There is widespread dissatisfaction with estate agents, a report by the Office of Fair Trading has concluded.
The OFT stops short of recommending licensing for the sector
Sellers commonly complain that estate agents do not do enough work to justify their fee or cause sales to be delayed.
Buyers' gripes centre on misleading property descriptions or the failure to pass on offers to the seller.
In its report, the OFT warns estate agents that they could be forced to join a compulsory code of conduct if they do not improve their standards.
The OFT also recommends changes to the Estate Agents Act.
It says this is necessary to protect consumers and drive out those "unfit to practice" and to "combat bad conduct".
More competition over fees is also needed, the report concludes.
The OFT said fees often appeared fixed, and there was more scope for competition on price.
At present, there is widespread use of fixed "pricing points", with the majority of fees being set at a quarter-point increments between 1% and 2%.
The OFT recommends estate agents should be required to maintain written records of offers to ensure that all offers are being passed on.
The Consumers' Association criticised the report's findings, saying it fell "woefully short" of what was needed to protect consumers in what was for many people their biggest financial decision.
Emma Harrison, senior public affairs adviser, said: "After two years of investigation we expected the OFT's recommendations to be stronger. Not only has this done little to ensure adequate levels of consumer protection but has also left the industry open to rogue traders."
The report is the result of a 21-month inquiry into the way estate agents treat home buyers and sellers in England and Wales.
The study was launched by the OFT after a rise in complaints from consumers about the service they received from agents.
The OFT report shies away from imposing a compulsory licensing regime. Instead it favours "better and more widespread self-regulation".
Sellers should shop around and negotiate fees
Estate agents should provide fees quoted both in percentages and in real money
OFT to launch a consumer information campaign to raise awareness of shopping around and negotiating fees
Estate agents should be required to maintain written records of offers
Enforcement agencies should be given more powers
It must be made clear that the Act covers new ways of buying and selling
Estate agency contracts must be clearer and written in plain English
While there are a number of codes governing the work of estate agents there is only one - the code of the Ombudsman for Estate Agents - that has been approved by the OFT.
It covers only 36% of estate agents.
"If voluntary codes of practice do not achieve the desired results the case for a statutory scheme should be considered," the OFT warned.
The National Association of Estate Agents (NAEA) said it was disappointed by the approach taken by the OFT.
Peter Bolton King, chief executive, said: "We believe the OFT should have listened to us and taken their recommendations further with the introduction of minimum qualifications and self regulatory licensing."
More than nine out of 10 people buying and selling a home in England and Wales use an estate agent.

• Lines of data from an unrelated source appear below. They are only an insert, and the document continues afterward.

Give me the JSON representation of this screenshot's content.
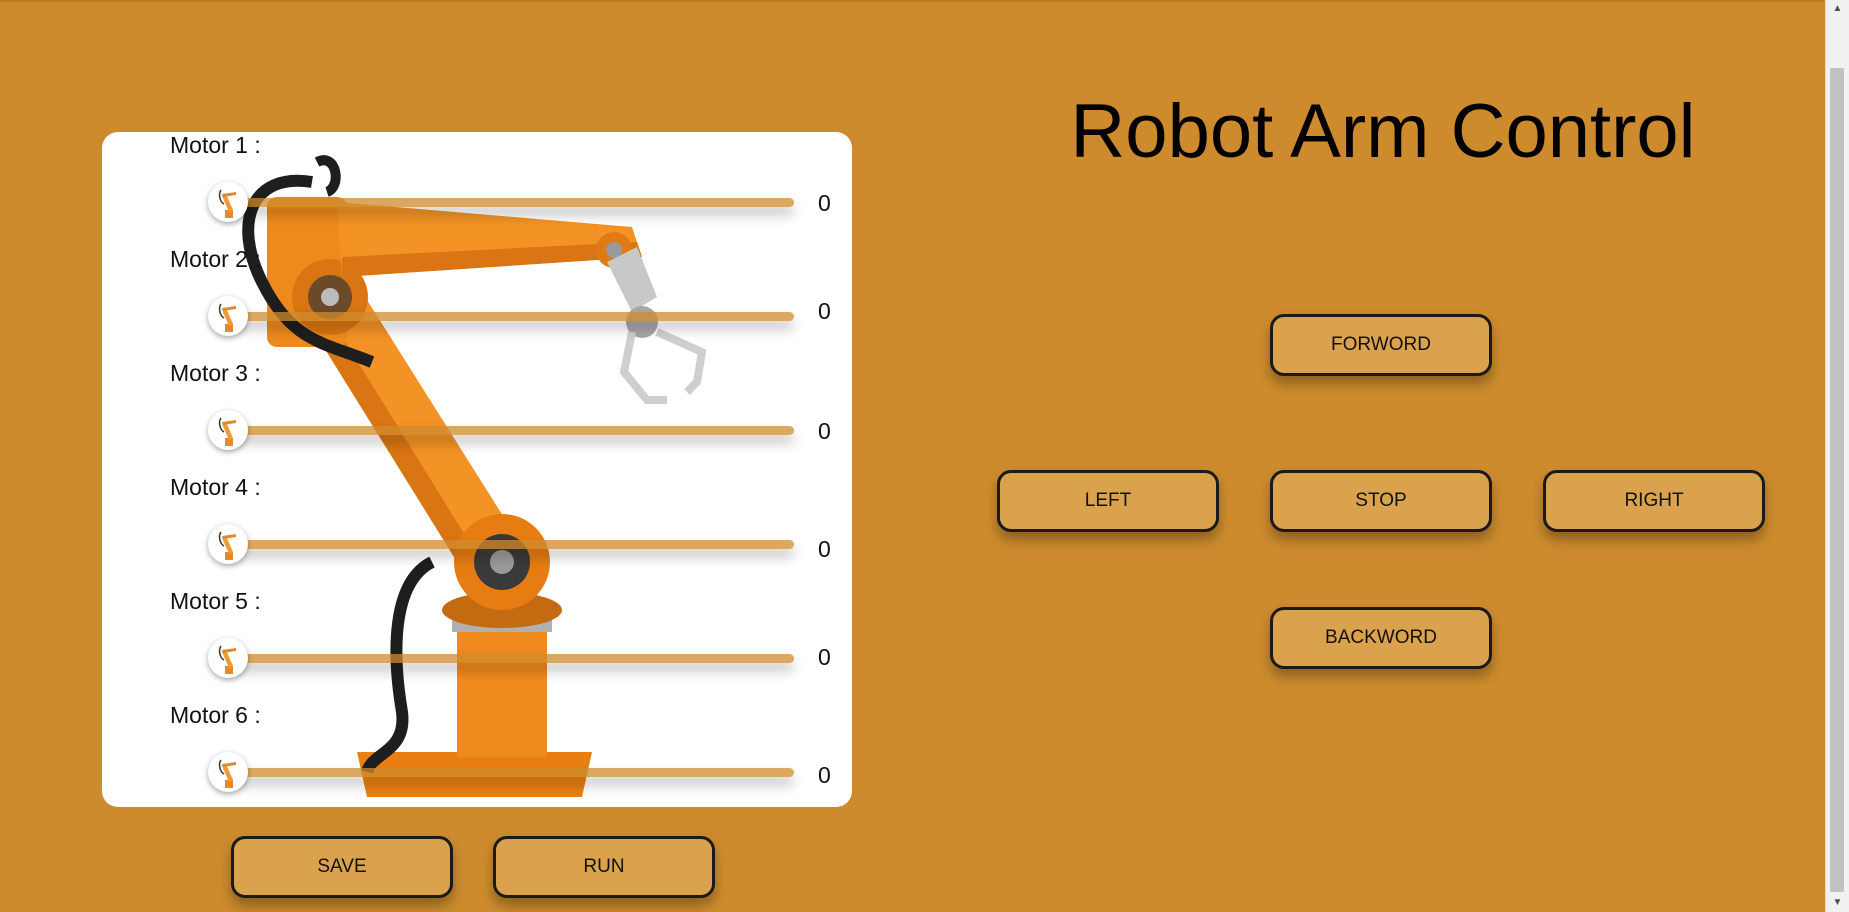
{
  "title": "Robot Arm Control",
  "motors": [
    {
      "label": "Motor 1 :",
      "value": "0"
    },
    {
      "label": "Motor 2 :",
      "value": "0"
    },
    {
      "label": "Motor 3 :",
      "value": "0"
    },
    {
      "label": "Motor 4 :",
      "value": "0"
    },
    {
      "label": "Motor 5 :",
      "value": "0"
    },
    {
      "label": "Motor 6 :",
      "value": "0"
    }
  ],
  "buttons": {
    "save": "SAVE",
    "run": "RUN",
    "forward": "FORWORD",
    "left": "LEFT",
    "stop": "STOP",
    "right": "RIGHT",
    "backward": "BACKWORD"
  },
  "colors": {
    "background": "#cd8b2d",
    "button": "#dba24e",
    "panel": "#ffffff",
    "robot": "#f08a1c"
  },
  "icons": {
    "slider_thumb": "robot-arm-icon",
    "panel_background": "robot-arm-illustration"
  }
}
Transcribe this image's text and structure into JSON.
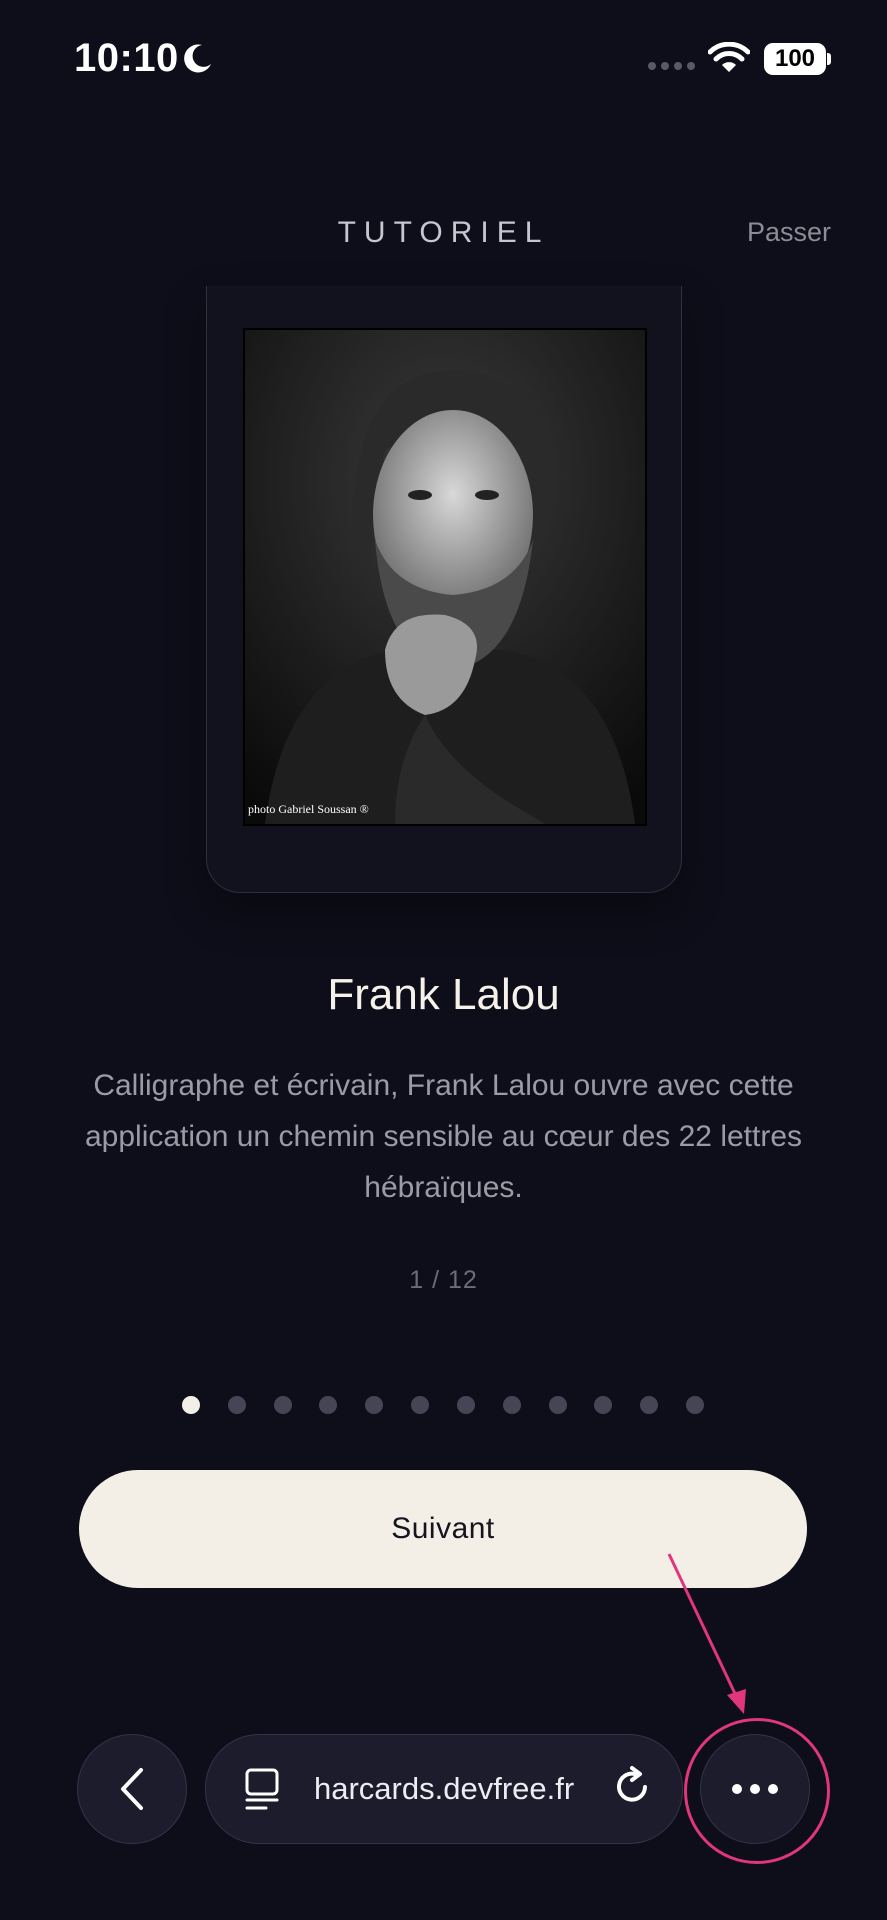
{
  "status_bar": {
    "time": "10:10",
    "battery": "100"
  },
  "header": {
    "title": "TUTORIEL",
    "skip_label": "Passer"
  },
  "card": {
    "photo_credit": "photo Gabriel Soussan ®"
  },
  "content": {
    "name": "Frank Lalou",
    "description": "Calligraphe et écrivain, Frank Lalou ouvre avec cette application un chemin sensible au cœur des 22 lettres hébraïques.",
    "page_counter": "1 / 12"
  },
  "pagination": {
    "total": 12,
    "current": 1
  },
  "next_label": "Suivant",
  "browser": {
    "url": "harcards.devfree.fr"
  },
  "colors": {
    "background": "#0e0e1a",
    "button": "#f4efe6",
    "annotation": "#e0367c"
  }
}
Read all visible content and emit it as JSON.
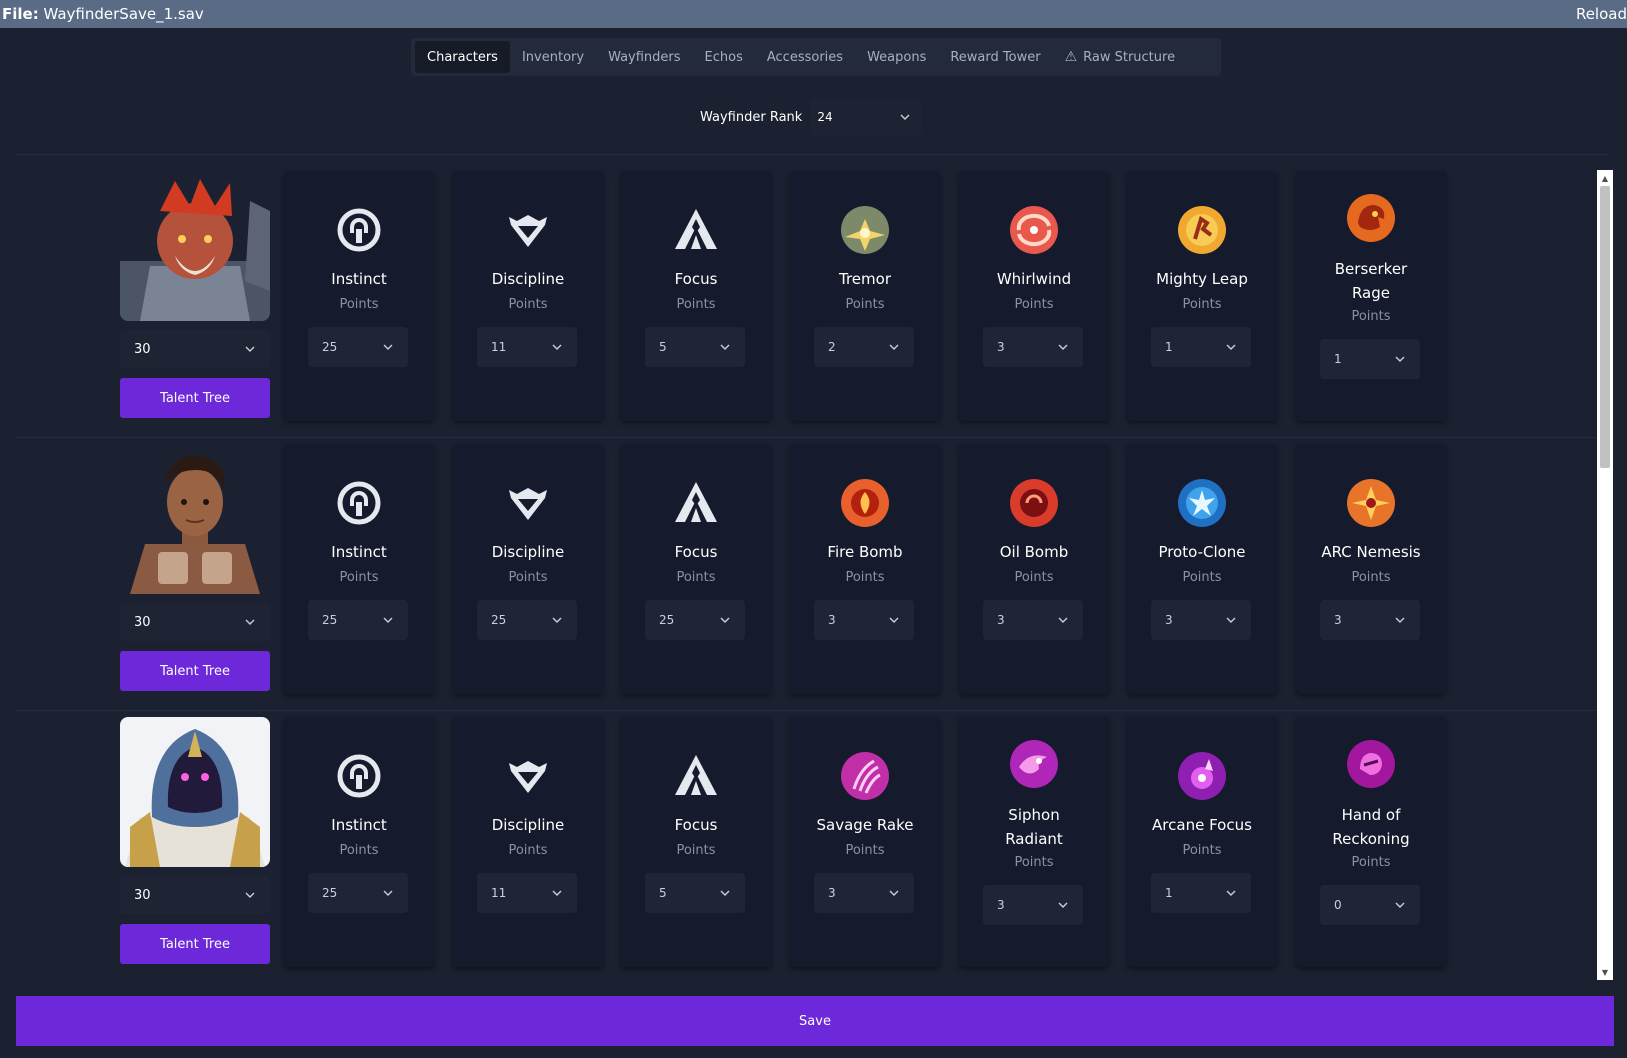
{
  "titlebar": {
    "file_label": "File:",
    "file_name": "WayfinderSave_1.sav",
    "reload": "Reload"
  },
  "tabs": [
    {
      "label": "Characters",
      "active": true
    },
    {
      "label": "Inventory"
    },
    {
      "label": "Wayfinders"
    },
    {
      "label": "Echos"
    },
    {
      "label": "Accessories"
    },
    {
      "label": "Weapons"
    },
    {
      "label": "Reward Tower"
    },
    {
      "label": "Raw Structure",
      "icon": "warning-icon"
    }
  ],
  "rank": {
    "label": "Wayfinder Rank",
    "value": "24"
  },
  "points_label": "Points",
  "talent_label": "Talent Tree",
  "save_label": "Save",
  "characters": [
    {
      "portrait": "horned-warrior-portrait",
      "level": "30",
      "cards": [
        {
          "name": "Instinct",
          "icon": "instinct-icon",
          "value": "25"
        },
        {
          "name": "Discipline",
          "icon": "discipline-icon",
          "value": "11"
        },
        {
          "name": "Focus",
          "icon": "focus-icon",
          "value": "5"
        },
        {
          "name": "Tremor",
          "icon": "tremor-icon",
          "value": "2"
        },
        {
          "name": "Whirlwind",
          "icon": "whirlwind-icon",
          "value": "3"
        },
        {
          "name": "Mighty Leap",
          "icon": "mighty-leap-icon",
          "value": "1"
        },
        {
          "name_line1": "Berserker",
          "name_line2": "Rage",
          "icon": "berserker-rage-icon",
          "value": "1"
        }
      ]
    },
    {
      "portrait": "soldier-portrait",
      "level": "30",
      "cards": [
        {
          "name": "Instinct",
          "icon": "instinct-icon",
          "value": "25"
        },
        {
          "name": "Discipline",
          "icon": "discipline-icon",
          "value": "25"
        },
        {
          "name": "Focus",
          "icon": "focus-icon",
          "value": "25"
        },
        {
          "name": "Fire Bomb",
          "icon": "fire-bomb-icon",
          "value": "3"
        },
        {
          "name": "Oil Bomb",
          "icon": "oil-bomb-icon",
          "value": "3"
        },
        {
          "name": "Proto-Clone",
          "icon": "proto-clone-icon",
          "value": "3"
        },
        {
          "name": "ARC Nemesis",
          "icon": "arc-nemesis-icon",
          "value": "3"
        }
      ]
    },
    {
      "portrait": "hooded-mage-portrait",
      "level": "30",
      "cards": [
        {
          "name": "Instinct",
          "icon": "instinct-icon",
          "value": "25"
        },
        {
          "name": "Discipline",
          "icon": "discipline-icon",
          "value": "11"
        },
        {
          "name": "Focus",
          "icon": "focus-icon",
          "value": "5"
        },
        {
          "name": "Savage Rake",
          "icon": "savage-rake-icon",
          "value": "3"
        },
        {
          "name_line1": "Siphon",
          "name_line2": "Radiant",
          "icon": "siphon-radiant-icon",
          "value": "3"
        },
        {
          "name": "Arcane Focus",
          "icon": "arcane-focus-icon",
          "value": "1"
        },
        {
          "name_line1": "Hand of",
          "name_line2": "Reckoning",
          "icon": "hand-of-reckoning-icon",
          "value": "0"
        }
      ]
    }
  ]
}
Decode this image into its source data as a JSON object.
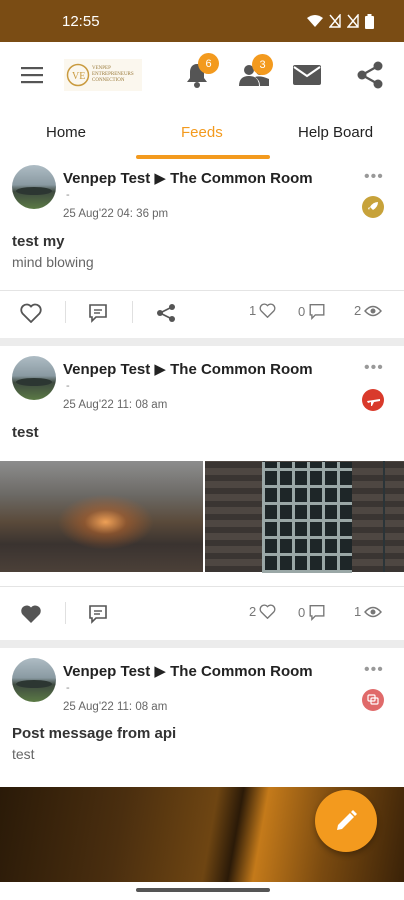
{
  "status_bar": {
    "time": "12:55"
  },
  "header": {
    "logo_text": "VENPEP ENTREPRENEURS CONNECTION",
    "notifications_count": "6",
    "connections_count": "3"
  },
  "tabs": [
    {
      "label": "Home"
    },
    {
      "label": "Feeds"
    },
    {
      "label": "Help Board"
    }
  ],
  "posts": [
    {
      "author": "Venpep Test ▶ The Common Room",
      "dash": "-",
      "time": "25 Aug'22 04: 36 pm",
      "title": "test my",
      "body": "mind blowing",
      "likes": "1",
      "comments": "0",
      "views": "2"
    },
    {
      "author": "Venpep Test ▶ The Common Room",
      "dash": "-",
      "time": "25 Aug'22 11: 08 am",
      "title": "test",
      "likes": "2",
      "comments": "0",
      "views": "1"
    },
    {
      "author": "Venpep Test ▶ The Common Room",
      "dash": "-",
      "time": "25 Aug'22 11: 08 am",
      "title": "Post message from api",
      "body": "test"
    }
  ],
  "colors": {
    "accent": "#f39a1e",
    "status_bar": "#7a4c14",
    "badge_gold": "#c7a23a",
    "badge_red": "#d93a2b",
    "badge_pink": "#e06a6a"
  },
  "icons": [
    "menu-icon",
    "bell-icon",
    "people-icon",
    "mail-icon",
    "share-icon",
    "heart-icon",
    "comment-icon",
    "eye-icon",
    "edit-icon",
    "wifi-icon",
    "battery-icon"
  ]
}
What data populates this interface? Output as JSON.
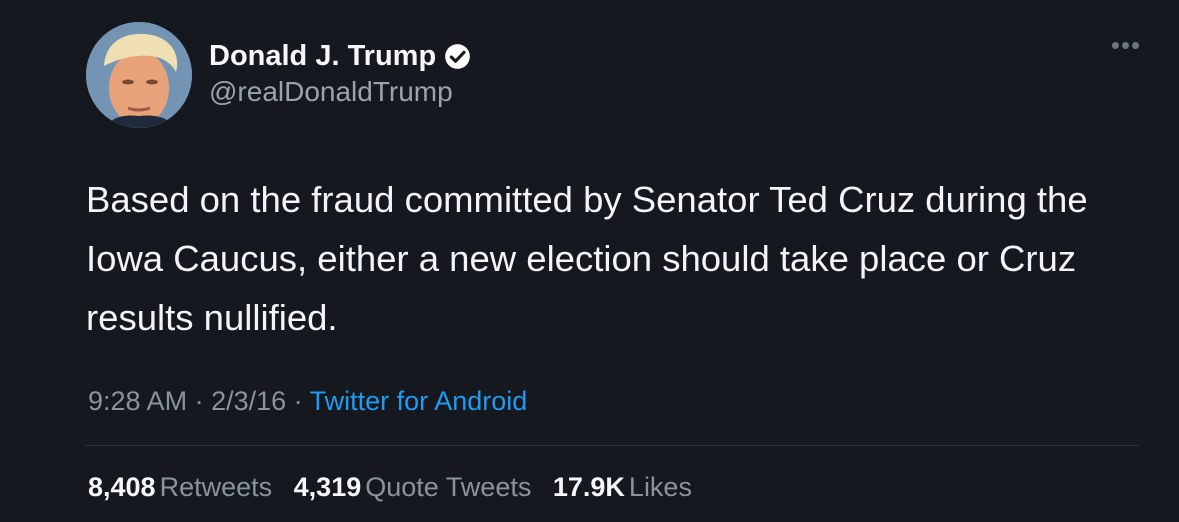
{
  "tweet": {
    "author": {
      "name": "Donald J. Trump",
      "handle": "@realDonaldTrump",
      "verified_icon": "verified-badge-icon"
    },
    "more_icon": "more-options-icon",
    "text": "Based on the fraud committed by Senator Ted Cruz during the Iowa Caucus, either a new election should take place or Cruz results nullified.",
    "time": "9:28 AM",
    "separator": " · ",
    "date": "2/3/16",
    "source": "Twitter for Android",
    "stats": {
      "retweets_count": "8,408",
      "retweets_label": "Retweets",
      "quotes_count": "4,319",
      "quotes_label": "Quote Tweets",
      "likes_count": "17.9K",
      "likes_label": "Likes"
    }
  },
  "colors": {
    "background": "#15181f",
    "link": "#1d9bf0",
    "secondary_text": "#8a939c"
  }
}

In the course of its investigations, the OFT interviewed 1,000 buyers and 1,000 sellers, and about 500 estate agency offices responded to a questionnaire.
It found a quarter of recent sellers said they were dissatisfied with the service they received from their estate agent, citing poor value for money, delays in the sale and inadequate communication.
The report also identifies serious complaints about agents failing to declare a personal interest, passing on offers and suggestions that buyers would be more successful if they bought financial services tied to their agent.
John Vickers, OFT chairman, said: "There is widespread public dissatisfaction about the market for estate agency services. Necessary change includes sharper price competition, more effective regulation and higher industry standards."
The year before the inquiry was launched, 5,500 complaints were made to the Ombudsman for Estate Agents, an increase of 25% on the previous year.
An additional 5,000 complaints were made to trading standards offices, mostly about selling techniques.